Mirrors have a sinister reputation that I feel is well deserved. I may have an explanation as to why this may be so – and it has nothing to do with Narcissus! Meanings of the word ‘sinister’ – like ‘misleading’, ‘intending to deceive’, ‘dishonest’ – as well as those that have to do with the ‘left’, particularly the left hand side of the body – can be applied to mirrors with some justification. For a […]

the experimental past

The study of the history of non-Western societies – especially those that have ‘failed’ – may be one of the most valuable resources that we have to help guide us through the coming ‘time of difficulty’ that we seem to be heading for. Watching a good BBC documentary about Tiwanaku, I was struck by how pertinent to our present climate change woes was the story of these people, not only surviving, but flourishing in an […]

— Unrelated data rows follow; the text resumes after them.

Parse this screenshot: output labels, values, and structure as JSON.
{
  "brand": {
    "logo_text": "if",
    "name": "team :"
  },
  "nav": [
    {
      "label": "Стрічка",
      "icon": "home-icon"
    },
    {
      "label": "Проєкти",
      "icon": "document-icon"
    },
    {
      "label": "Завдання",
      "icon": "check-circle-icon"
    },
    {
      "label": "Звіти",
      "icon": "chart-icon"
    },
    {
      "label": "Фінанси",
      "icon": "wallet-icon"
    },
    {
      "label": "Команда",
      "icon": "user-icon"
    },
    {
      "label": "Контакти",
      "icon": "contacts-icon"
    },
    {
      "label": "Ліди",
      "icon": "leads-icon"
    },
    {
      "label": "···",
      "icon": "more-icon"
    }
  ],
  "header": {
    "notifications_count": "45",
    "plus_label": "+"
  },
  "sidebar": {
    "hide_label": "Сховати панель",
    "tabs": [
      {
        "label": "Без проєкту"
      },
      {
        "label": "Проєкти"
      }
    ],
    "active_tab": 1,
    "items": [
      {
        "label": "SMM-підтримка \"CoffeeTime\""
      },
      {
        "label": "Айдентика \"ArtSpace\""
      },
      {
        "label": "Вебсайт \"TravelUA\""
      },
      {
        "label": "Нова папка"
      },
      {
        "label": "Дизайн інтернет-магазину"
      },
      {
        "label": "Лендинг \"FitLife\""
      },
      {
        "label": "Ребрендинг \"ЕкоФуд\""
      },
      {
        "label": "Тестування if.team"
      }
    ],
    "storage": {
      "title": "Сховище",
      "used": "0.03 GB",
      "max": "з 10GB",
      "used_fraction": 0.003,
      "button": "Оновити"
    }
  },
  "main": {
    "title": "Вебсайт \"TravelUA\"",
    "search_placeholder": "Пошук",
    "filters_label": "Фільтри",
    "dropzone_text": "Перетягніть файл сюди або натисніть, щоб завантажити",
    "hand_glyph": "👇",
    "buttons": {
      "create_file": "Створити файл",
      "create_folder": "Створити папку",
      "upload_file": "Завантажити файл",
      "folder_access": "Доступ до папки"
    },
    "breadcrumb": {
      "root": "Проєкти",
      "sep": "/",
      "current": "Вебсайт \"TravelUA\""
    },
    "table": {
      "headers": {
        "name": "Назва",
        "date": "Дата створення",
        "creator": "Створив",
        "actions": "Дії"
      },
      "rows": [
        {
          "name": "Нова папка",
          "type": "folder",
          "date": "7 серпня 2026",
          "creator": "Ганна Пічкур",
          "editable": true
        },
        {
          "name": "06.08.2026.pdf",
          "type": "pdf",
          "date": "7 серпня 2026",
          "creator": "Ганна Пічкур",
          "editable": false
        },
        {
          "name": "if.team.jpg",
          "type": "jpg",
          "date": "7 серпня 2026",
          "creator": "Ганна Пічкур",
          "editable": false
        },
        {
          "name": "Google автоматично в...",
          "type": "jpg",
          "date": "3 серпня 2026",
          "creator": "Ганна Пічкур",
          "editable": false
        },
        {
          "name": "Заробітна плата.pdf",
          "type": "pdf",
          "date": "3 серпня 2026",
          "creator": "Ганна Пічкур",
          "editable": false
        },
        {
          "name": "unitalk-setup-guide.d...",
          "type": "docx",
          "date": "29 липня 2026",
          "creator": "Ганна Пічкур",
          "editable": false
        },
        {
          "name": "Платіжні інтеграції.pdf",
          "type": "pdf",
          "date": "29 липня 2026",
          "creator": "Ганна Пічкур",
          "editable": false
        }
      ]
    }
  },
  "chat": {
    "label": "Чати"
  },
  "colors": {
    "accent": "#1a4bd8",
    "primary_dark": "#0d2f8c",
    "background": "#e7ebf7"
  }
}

the human virtuality

The greatest danger facing the human race seems to me to be how our collective ‘idea’ of what the world is is progressively moving away from what the world actually is. Without wanting to open up the whole can of worms that is the ‘mind-body problem‘, I think it is not too contentious to state: that the impression we have within each of us of the ‘world’ is only an approximation of that world. After […]

an argument for scottish independence

(In the Autumn of 2014, the people of Scotland are going to vote in a referendum to decide whether they wish to separate from the UK. There are all kinds of arguments that can be made for and against this separation, I would like to add one of my own.) Humanity seems unable to focus on doing what would have to be done to head off global warming of 2ºC – and, the way things […]

grasp…

T’ai Chi taught me many things but perhaps nothing quite as useful as the unlearning of the reflex to grasp. This reflex – to grab hold of something, most often with the dominant hand – becomes a liability in any kind of fight. One problem is that it focuses the mind on the grasping hand: thus focused, the mind loses the ability to see ‘the bigger picture’. Another is that an attempt to grab some […]

the empty buddhas

I was watching a TV program about Afghanistan where the presenter went to look upon the empty niche in Bamiyan that had once held a 55m high buddha carved from the sandstone cliff. This and other colossi were dynamited by the Taliban in 2001 because they considered them idols prohibited by the Koran. Being someone who has a profound reverence for history, I found this act of vandalism appalling. There is serious talk about rebuilding […]

life and art in one gear

motion blur

In writing, and in other art forms whose expression occurs across a span of time, pace is important, however I feel that we are, as a culture, somewhat obsessed with it, and I would like to lightly explore why this may be so. Let me admit from the outset that some of my work has been criticized as moving along at too slow a pace, and so you may say: I would say this, wouldn’t […]